How has Japanese official development assistance (ODA) changed in accordance with the concept of human security?

In 2003, I assumed the post of president of JICA, which implements Japan's ODA. In the same year, the Japanese government revised the ODA Charter, and stipulated that the perspective of "human security" should be incorporated into ODA. In response to this, JICA reviewed the projects that they implement based on the notion of human security.

Firstly, JICA decided to enhance the approach of putting together a support program while holding detailed discussions with recipient governments on what kind of support was required, and then implementing it. The agency had previously carried out support and development for specific individual goals, such as building schools for children's education, or building hospitals to help sick people, but by incorporating the perspective of human security, this changed to providing multi-faceted support from the viewpoint of "what should be done to enhance the livelihood of this person in a comprehensive way?"

Could you give us some recent examples of JICA support based on the notion of human security?

For example, there had been ongoing civil war for years in the Democratic Republic of the Congo in Africa, with many people suffering from violence and poverty. The United Nations Peacekeeping Operations (PKO) are now being deployed in the Congo in an effort to maintain public order, but in the future, PKO withdrawal is anticipated. When this happens, the people will have to maintain public order by themselves. So since 2004 JICA has been conducting training for police officers in cooperation with the United Nations. This training is a re-education program on the role of police officers in protecting citizens, the rules of correct conduct of police officers, police activities that respect human rights, and so forth. So far, more than 17,000 police officers have participated in the training.
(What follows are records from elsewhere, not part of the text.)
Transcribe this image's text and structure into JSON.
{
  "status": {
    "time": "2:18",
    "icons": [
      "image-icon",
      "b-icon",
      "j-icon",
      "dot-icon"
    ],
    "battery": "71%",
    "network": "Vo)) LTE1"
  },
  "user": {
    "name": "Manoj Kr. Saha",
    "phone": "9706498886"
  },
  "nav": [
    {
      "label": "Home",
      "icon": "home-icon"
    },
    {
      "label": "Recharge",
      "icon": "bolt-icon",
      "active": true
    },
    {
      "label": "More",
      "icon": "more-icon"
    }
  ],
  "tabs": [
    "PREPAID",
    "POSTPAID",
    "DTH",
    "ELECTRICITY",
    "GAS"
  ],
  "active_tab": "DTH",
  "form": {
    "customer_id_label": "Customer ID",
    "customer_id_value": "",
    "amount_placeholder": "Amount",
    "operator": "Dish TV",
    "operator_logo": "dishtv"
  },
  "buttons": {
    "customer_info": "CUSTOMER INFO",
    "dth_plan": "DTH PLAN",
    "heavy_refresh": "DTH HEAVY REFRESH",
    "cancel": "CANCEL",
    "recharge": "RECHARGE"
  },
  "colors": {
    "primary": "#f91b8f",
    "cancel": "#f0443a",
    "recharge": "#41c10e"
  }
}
In this region, through the United Nations Trust Fund for Human Security (see box in the next page), primary schools are being renovated and built, and activities are being carried out for infectious disease prevention. By combining several approaches such as these, JICA aims to accomplish human security.